> Exercise brief
Skip any image you find and restate the rest of the data word for word.
*** Exercise materials ***
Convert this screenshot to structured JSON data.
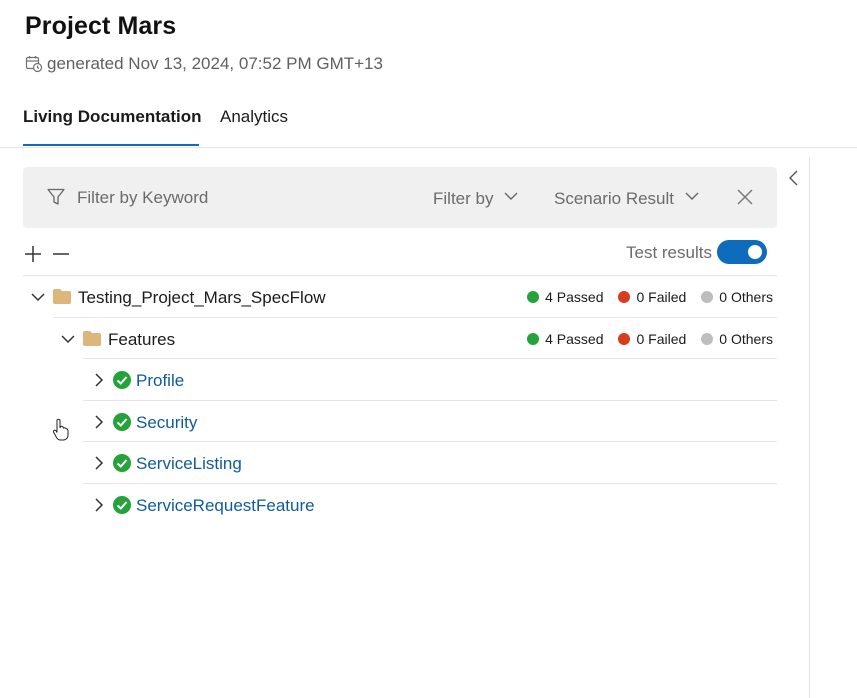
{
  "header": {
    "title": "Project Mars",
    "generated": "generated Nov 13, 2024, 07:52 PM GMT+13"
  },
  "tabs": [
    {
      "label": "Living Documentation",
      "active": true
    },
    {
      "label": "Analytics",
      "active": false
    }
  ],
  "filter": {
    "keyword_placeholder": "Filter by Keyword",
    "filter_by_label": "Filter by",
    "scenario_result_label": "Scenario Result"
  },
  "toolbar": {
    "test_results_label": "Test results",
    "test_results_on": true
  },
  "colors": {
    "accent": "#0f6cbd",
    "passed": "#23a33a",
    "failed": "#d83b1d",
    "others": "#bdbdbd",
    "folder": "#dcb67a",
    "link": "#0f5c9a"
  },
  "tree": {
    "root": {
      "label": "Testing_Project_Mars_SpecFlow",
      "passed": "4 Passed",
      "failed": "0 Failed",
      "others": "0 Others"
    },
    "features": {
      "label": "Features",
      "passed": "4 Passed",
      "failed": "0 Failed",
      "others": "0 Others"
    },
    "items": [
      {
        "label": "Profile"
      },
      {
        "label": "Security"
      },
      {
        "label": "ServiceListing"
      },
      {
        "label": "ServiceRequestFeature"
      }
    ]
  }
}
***
> Written response
Convert this screenshot to structured JSON data.
{
  "header": {
    "title": "Project Mars",
    "generated": "generated Nov 13, 2024, 07:52 PM GMT+13"
  },
  "tabs": [
    {
      "label": "Living Documentation",
      "active": true
    },
    {
      "label": "Analytics",
      "active": false
    }
  ],
  "filter": {
    "keyword_placeholder": "Filter by Keyword",
    "filter_by_label": "Filter by",
    "scenario_result_label": "Scenario Result"
  },
  "toolbar": {
    "test_results_label": "Test results",
    "test_results_on": true
  },
  "colors": {
    "accent": "#0f6cbd",
    "passed": "#23a33a",
    "failed": "#d83b1d",
    "others": "#bdbdbd",
    "folder": "#dcb67a",
    "link": "#0f5c9a"
  },
  "tree": {
    "root": {
      "label": "Testing_Project_Mars_SpecFlow",
      "passed": "4 Passed",
      "failed": "0 Failed",
      "others": "0 Others"
    },
    "features": {
      "label": "Features",
      "passed": "4 Passed",
      "failed": "0 Failed",
      "others": "0 Others"
    },
    "items": [
      {
        "label": "Profile"
      },
      {
        "label": "Security"
      },
      {
        "label": "ServiceListing"
      },
      {
        "label": "ServiceRequestFeature"
      }
    ]
  }
}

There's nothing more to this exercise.